Researchers looking into the philosophical question, “Why do we like what we like?” have found that several factors, including poetry that provides vivid mental imagery, make things more aesthetically pleasing to people.
Aesthetics play a role in daily lives, ruling human judgement whether they are conscious of it or not, from the simple things like what to wear, to the bigger decisions like which house to buy, NDTV reports. But there has been so little information on what factors might be influencing these decisions.
Amy Belfi, who was a postdoctoral fellow in New York University (NYU) at the time of the study and lead author on the study, decided to focus on aesthetics with regards to what people found pleasing about poetry.
People disagree on what they like, of course.
However, despite disagreements on an individual level, the study discovered that there were some specific characteristics that consistently affected a person’s enjoyment of a poem.
There were 400 participants in the study, all of whom read and rated poems of two genres: the haiku and the sonnet. This experiment was meant to understand the factors that best predicted the aesthetic appeal of poems. After reading the poems, the participants answered questionnaires regarding the poems’ vividness, emotional appeal, emotional valence and aesthetic appeal.
The answers showed that the vividness of mental imagery in the poems was the best predictor of aesthetic appeal, and poems that evoked more imagery were said to be more pleasing.
However, the readers could not uniformly agree which poem they found generally more appealing, reinforcing the fact that people have differing tastes. Nevertheless, it can be said that vividness of imagery and emotional valence at least form a common ground on which a poem’s aesthetic value can be measured.

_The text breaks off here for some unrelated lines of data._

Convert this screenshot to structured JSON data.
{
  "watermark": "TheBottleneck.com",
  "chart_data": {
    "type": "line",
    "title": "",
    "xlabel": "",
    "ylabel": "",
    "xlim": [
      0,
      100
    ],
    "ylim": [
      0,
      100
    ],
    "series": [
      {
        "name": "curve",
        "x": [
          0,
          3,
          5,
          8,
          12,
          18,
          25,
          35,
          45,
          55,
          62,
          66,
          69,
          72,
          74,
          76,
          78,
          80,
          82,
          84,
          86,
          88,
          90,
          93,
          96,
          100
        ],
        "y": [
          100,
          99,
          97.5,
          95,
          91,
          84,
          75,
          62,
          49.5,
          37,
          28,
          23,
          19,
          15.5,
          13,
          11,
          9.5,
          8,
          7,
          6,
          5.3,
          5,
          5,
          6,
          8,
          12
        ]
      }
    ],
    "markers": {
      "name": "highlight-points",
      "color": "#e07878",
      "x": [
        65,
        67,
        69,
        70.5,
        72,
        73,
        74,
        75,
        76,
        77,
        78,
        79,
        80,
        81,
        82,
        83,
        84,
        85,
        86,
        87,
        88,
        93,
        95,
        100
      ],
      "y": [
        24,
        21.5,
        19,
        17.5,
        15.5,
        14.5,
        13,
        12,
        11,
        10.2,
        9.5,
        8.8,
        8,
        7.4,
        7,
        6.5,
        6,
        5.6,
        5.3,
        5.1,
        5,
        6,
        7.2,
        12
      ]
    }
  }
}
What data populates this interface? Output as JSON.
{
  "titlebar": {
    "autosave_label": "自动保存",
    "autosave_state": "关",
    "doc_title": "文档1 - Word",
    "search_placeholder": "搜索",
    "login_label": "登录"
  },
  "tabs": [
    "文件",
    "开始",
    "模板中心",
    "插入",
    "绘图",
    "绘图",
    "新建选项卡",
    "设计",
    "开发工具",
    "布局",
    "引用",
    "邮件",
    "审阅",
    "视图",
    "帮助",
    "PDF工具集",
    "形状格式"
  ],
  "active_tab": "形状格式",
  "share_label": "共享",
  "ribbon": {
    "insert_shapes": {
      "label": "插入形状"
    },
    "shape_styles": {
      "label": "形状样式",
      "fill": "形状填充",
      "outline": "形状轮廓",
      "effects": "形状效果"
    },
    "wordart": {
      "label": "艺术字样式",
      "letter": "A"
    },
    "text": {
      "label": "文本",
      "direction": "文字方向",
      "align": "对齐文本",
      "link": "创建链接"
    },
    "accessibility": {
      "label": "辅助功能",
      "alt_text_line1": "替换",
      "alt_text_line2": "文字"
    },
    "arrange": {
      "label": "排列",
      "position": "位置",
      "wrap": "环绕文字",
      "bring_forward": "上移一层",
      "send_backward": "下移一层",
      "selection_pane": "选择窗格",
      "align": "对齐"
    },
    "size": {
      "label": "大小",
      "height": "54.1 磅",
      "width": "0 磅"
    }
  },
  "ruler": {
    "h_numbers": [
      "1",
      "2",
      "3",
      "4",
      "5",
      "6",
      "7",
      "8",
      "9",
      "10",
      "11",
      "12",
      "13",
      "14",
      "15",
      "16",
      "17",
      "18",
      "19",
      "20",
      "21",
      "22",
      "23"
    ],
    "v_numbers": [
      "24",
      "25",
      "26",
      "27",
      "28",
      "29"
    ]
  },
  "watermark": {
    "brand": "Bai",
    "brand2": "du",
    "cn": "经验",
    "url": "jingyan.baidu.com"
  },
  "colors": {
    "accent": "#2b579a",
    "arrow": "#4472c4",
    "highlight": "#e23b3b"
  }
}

The study was published in the journal Psychology of Aesthetics, Creativity, and the Arts.